The Year of Magical Thinking, although it can certainly be read on its own. The Year of Magical Thinking focused on Didion's loss of her husband at a time when her daughter was also gravely ill. Quintana, Didion's daughter, eventually passed away as a result of that illness. This memoir deals with the issues surrounding losing a child, but largely explores Quintana's childhood and relationship with her mother.
I enjoyed it just as much as I enjoyed The Year of Magical Thinking. Didion is obviously a talented writer. This book, like The Year of Magical Thinking, is engrossing, moving, and the words are beautiful to listen to. Her regrets as a parent are heartbreaking and her insights into grief are universal. I found the repetition of themes that seemed to put off other reviewers to be a very truthful way to present the cyclical nature of grief. I thought her style perfectly mirrored her "message" if you will.
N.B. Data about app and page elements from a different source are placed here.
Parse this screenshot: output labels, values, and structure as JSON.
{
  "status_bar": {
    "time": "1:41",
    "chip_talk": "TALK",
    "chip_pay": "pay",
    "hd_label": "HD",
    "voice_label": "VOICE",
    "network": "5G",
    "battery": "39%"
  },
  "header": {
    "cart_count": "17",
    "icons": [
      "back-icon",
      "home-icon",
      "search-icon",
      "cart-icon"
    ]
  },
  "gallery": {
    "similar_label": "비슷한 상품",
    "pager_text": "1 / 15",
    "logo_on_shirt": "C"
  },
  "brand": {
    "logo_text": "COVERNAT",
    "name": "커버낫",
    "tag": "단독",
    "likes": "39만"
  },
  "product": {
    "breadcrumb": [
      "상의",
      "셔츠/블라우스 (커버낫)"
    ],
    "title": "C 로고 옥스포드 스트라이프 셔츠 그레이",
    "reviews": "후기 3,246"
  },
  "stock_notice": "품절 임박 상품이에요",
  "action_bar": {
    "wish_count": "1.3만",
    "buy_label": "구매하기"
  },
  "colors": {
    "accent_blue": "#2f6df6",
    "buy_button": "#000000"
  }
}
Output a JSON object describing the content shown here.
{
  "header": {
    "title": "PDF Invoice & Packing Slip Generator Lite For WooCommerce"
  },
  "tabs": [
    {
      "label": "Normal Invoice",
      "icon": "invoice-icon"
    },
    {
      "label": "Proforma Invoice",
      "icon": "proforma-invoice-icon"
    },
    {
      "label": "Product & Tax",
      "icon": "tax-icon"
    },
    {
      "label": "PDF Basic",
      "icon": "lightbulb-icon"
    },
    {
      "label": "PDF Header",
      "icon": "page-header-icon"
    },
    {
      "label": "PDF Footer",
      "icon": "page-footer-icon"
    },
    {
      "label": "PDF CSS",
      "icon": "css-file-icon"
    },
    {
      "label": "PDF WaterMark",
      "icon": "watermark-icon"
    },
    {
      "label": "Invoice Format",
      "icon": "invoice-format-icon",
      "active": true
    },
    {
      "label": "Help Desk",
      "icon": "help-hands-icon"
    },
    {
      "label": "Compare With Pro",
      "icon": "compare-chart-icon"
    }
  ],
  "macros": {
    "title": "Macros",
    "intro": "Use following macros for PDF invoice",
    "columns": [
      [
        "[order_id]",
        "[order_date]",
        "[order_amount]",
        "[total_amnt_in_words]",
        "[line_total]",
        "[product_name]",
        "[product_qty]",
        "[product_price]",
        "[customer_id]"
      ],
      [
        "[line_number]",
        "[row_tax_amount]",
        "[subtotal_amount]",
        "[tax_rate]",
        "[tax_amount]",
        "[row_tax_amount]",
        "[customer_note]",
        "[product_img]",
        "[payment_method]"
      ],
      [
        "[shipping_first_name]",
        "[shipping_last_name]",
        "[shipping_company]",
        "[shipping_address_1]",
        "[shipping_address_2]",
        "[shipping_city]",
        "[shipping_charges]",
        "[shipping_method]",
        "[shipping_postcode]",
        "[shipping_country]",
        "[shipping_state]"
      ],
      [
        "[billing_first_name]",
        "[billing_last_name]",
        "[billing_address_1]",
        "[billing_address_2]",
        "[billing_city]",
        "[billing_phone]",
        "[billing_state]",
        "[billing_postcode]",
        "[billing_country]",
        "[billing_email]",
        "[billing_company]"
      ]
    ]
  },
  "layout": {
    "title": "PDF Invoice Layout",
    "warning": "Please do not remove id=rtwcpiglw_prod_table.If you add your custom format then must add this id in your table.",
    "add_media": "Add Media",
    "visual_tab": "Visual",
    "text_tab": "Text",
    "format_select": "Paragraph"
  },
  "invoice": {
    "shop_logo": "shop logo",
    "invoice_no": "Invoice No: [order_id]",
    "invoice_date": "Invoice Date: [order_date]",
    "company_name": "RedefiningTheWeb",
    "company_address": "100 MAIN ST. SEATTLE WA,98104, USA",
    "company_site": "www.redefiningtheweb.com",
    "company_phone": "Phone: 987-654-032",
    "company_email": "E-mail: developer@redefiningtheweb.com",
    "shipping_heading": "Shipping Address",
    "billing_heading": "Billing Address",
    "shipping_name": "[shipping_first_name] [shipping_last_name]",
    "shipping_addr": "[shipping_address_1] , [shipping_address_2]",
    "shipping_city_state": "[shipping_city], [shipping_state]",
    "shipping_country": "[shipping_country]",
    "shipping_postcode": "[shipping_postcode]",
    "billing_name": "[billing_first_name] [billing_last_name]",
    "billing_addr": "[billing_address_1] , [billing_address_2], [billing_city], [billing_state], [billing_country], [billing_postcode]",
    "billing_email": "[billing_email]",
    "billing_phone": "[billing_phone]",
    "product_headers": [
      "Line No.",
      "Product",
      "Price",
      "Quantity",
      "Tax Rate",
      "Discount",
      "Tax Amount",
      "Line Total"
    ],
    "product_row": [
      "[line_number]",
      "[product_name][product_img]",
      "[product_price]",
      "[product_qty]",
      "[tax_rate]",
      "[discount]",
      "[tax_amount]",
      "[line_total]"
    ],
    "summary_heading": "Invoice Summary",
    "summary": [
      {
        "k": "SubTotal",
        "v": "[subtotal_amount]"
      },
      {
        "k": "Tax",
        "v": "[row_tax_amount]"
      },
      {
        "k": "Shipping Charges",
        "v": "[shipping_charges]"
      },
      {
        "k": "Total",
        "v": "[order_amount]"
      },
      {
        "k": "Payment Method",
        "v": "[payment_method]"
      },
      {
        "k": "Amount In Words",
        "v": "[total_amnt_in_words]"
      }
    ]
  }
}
The book is heartbreaking, but engrossing. Like The Year of Magical Thinking, it isn't a cheerful book, but it is compulsively relatable. Another criticism I saw frequently for this book on Goodreads is that Didion isn't a "good" parent, that her failures as a parent make her unlikable, or that she is too pretentious, dropping names and vacations and labels left and right. All of those criticisms are just ridiculous.
This isn't a manual on how to be a parent. This is a memoir of loss and regret. The point of the book is not whether or not you think Joan Didion is a good mother or whether or not you think others should emulate her, the point is her examination of her own failings as a mother and her exploration of grief. Were this a parenting manual, you may have ground to criticize, but it's not. Also, yes, Didion is rich and well-connected. Believe it or not, the wealthy are not immune from suffering. It makes sense that you will recognize the names of her acquaintances and friends, as Didion is a well-respected writer whose friends are naturally other writers.
It's the same problem that I think plagues Amy Chua's Battle Hymn of A Tiger Mother. Neither of these books are meant to make a statement about the quality of parenting or a recommendation for a certain parenting style. They are personal stories of what the author did, whether or not those actions were likable. Your disagreement with the author's choices should not impact your assessment of the quality or entertainment value of the book. I just don't understand this logic.
I loved the narrator of The Year of Magical Thinking and was hoping she would also narrate Blue Nights, but unfortunately they chose someone else. This narrator wasn't bad, and I got used to her voice, but it sounded too young for me. I couldn't imagine her as Joan Didion the way I could with the original narrator.